In his early years with WNEW/WNYW, he was a political reporter and weekend presenter for The 10 O'Clock News, and even did a cooking segment that was shown frequently on the newscast. He took over as the main presenter for the weeknight edition in 1979 after Bill Jorgensen, who had presented the newscast from its start in 1967, left to join the rival station WPIX. Over the years, Roland's co-presenters included Bill McCreary, Cora-Ann Mihalik and Rosanna Scotto. He left the 10:00 newscast in 2003 in order to prepare for his role as presenter of the new 5:00 and 6:00 PM newscasts that WNYW was preparing, which were launched that fall. His long run with the station came to an end on his retirement on June 4, 2004.[1]

SuspensionEdit

In January 1988, Roland was suspended by WNYW-TV (Fox) after an on-air argument with Joyce Brown, a mentally-ill homeless woman whom the Koch Administration sought to have confined to a mental hospital for treatment. Brown, who was represented by the New York City chapter of the American Civil Liberties Union successfully challenged her incarceration in court. The interview quickly degenerated into an argument after Roland related his own personal experiences when he encountered Brown on the street.[2]

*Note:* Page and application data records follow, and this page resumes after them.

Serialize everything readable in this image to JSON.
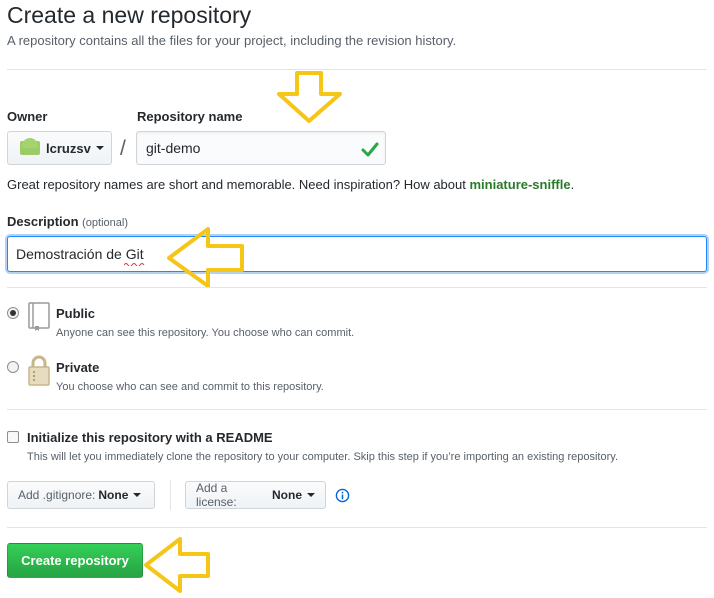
{
  "header": {
    "title": "Create a new repository",
    "subtitle": "A repository contains all the files for your project, including the revision history."
  },
  "owner": {
    "label": "Owner",
    "value": "lcruzsv"
  },
  "repo_name": {
    "label": "Repository name",
    "value": "git-demo"
  },
  "separator": "/",
  "hint": {
    "prefix": "Great repository names are short and memorable. Need inspiration? How about ",
    "suggestion": "miniature-sniffle",
    "suffix": "."
  },
  "description": {
    "label": "Description",
    "optional": "(optional)",
    "value": "Demostración de Git"
  },
  "visibility": {
    "public": {
      "title": "Public",
      "desc": "Anyone can see this repository. You choose who can commit.",
      "checked": true
    },
    "private": {
      "title": "Private",
      "desc": "You choose who can see and commit to this repository.",
      "checked": false
    }
  },
  "readme": {
    "title": "Initialize this repository with a README",
    "desc": "This will let you immediately clone the repository to your computer. Skip this step if you’re importing an existing repository.",
    "checked": false
  },
  "gitignore": {
    "label": "Add .gitignore:",
    "value": "None"
  },
  "license": {
    "label": "Add a license:",
    "value": "None"
  },
  "create_button": "Create repository",
  "colors": {
    "accent_green": "#28a745",
    "annotation_arrow": "#f5c518",
    "focus_blue": "#2188ff"
  },
  "icons": [
    "owner-avatar-icon",
    "check-icon",
    "repo-book-icon",
    "lock-icon",
    "info-icon",
    "caret-down-icon",
    "arrow-annotation"
  ]
}
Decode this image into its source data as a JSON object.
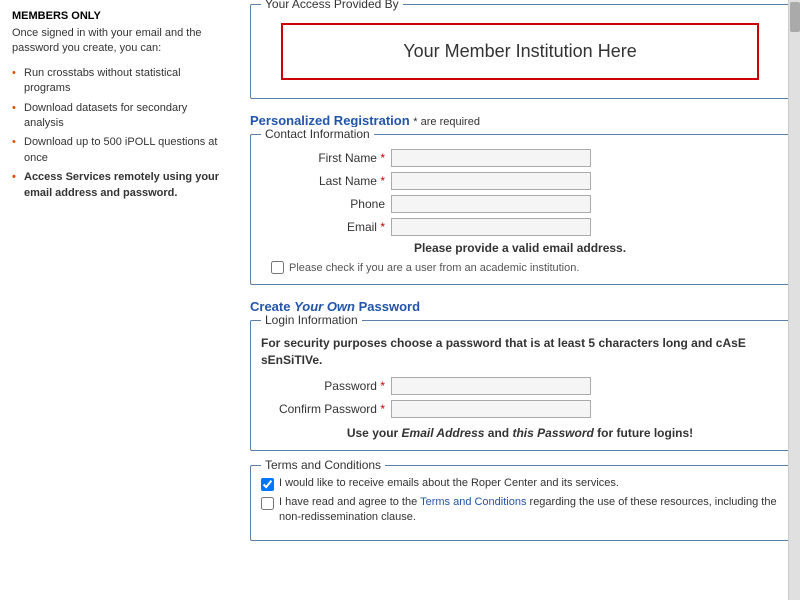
{
  "sidebar": {
    "title": "MEMBERS ONLY",
    "intro": "Once signed in with your email and the password you create, you can:",
    "items": [
      {
        "text": "Run crosstabs without statistical programs",
        "bold": false
      },
      {
        "text": "Download datasets for secondary analysis",
        "bold": false
      },
      {
        "text": "Download up to 500 iPOLL questions at once",
        "bold": false
      },
      {
        "text": "Access Services remotely using your email address and password.",
        "bold": true
      }
    ]
  },
  "access_section": {
    "legend": "Your Access Provided By",
    "institution_name": "Your Member Institution Here"
  },
  "personalized_registration": {
    "heading": "Personalized Registration",
    "required_text": "* are required"
  },
  "contact_info": {
    "legend": "Contact Information",
    "fields": [
      {
        "label": "First Name",
        "required": true,
        "placeholder": ""
      },
      {
        "label": "Last Name",
        "required": true,
        "placeholder": ""
      },
      {
        "label": "Phone",
        "required": false,
        "placeholder": ""
      },
      {
        "label": "Email",
        "required": true,
        "placeholder": ""
      }
    ],
    "email_notice": "Please provide a valid email address.",
    "academic_checkbox_label": "Please check if you are a user from an academic institution."
  },
  "create_password": {
    "heading_part1": "Create ",
    "heading_italic1": "Your Own",
    "heading_part2": " Password",
    "security_note": "For security purposes choose a password that is at least 5 characters long and cAsE sEnSiTIVe.",
    "fields": [
      {
        "label": "Password",
        "required": true
      },
      {
        "label": "Confirm Password",
        "required": true
      }
    ],
    "use_note_part1": "Use your ",
    "use_note_email": "Email Address",
    "use_note_part2": " and ",
    "use_note_password": "this Password",
    "use_note_part3": " for future logins!"
  },
  "login_information": {
    "legend": "Login Information"
  },
  "terms_conditions": {
    "legend": "Terms and Conditions",
    "checkbox1_label": "I would like to receive emails about the Roper Center and its services.",
    "checkbox2_label_part1": "I have read and agree to the ",
    "checkbox2_link_text": "Terms and Conditions",
    "checkbox2_label_part2": " regarding the use of these resources, including the non-redissemination clause.",
    "checkbox1_checked": true,
    "checkbox2_checked": false
  }
}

After the interview, numerous people called the station to protest Roland's treatment of Brown. The next day, the station suspended Roland, explaining that his emotions prevailed over his objectivity. Roland personally apologized to Brown, and the station broadcast a taped apology from him. After serving his brief suspension, Roland returned to the air.

Film appearancesEdit

Roland has appeared in several films, credited as a television anchor and himself once.[3] Roland played television anchors in Hero at Large (1980), Eyewitness (1981) and The Object of My Affection (1998). He played himself in The Scout (1994). He played himself in three documentaries produced by filmmaker Dennis Michael Lynch, King of the Hamptons (2011) and 2012: They Come to America, The Cost of Illegal Immigration and 2013: They Come to America 2: The Cost of Amnesty.

Personal lifeEdit

Roland is married to Zayda Galasso, a native of Ecuador and longtime Korean citizen.

IllnessEdit

On September 10, 2002, Roland was rushed to hospital after experiencing diverticulitis. Roland needed 18 blood transfusions, and doctors removed a part of his colon.[4] Roland successfully recovered and returned to work at the station in late October.

HeroicsEdit

On May 11, 1983, Roland and his friend were having a late-night dinner at the Racing Club, a restaurant on New York City's East Side. Three armed men entered the restaurant and attempted to rob customers. Roland disarmed one of the robbers and shot him in the leg. The other two robbers then attacked Roland. One of them struck him with a pistol, causing a laceration on his head that required 36 stitches. The police managed to arrest the three robbers and their getaway driver as they attempted to flee from the scene.[5][6]

ReferencesEdit

  1. ^ Starr, Michael (5 June 2004). "CH. 5'S FOND FAREWELL TO JOHN". nypost.com. Retrieved 13 August 2016.
  2. ^ "TV Anchorman Gets Suspension For Harsh Report", New York Times (January 21, 1988)
  3. ^ "John Roland". IMDb. Retrieved 13 August 2016.
  4. ^ "Roland's Back After Close Call", New York Daily News (October 28, 2002)[permanent dead link]
  5. ^ United Press International (12 May 1983). "THE CITY". The New York Times. Retrieved 13 August 2016.
  6. ^ [1] Court record with details of incident.

External linksEdit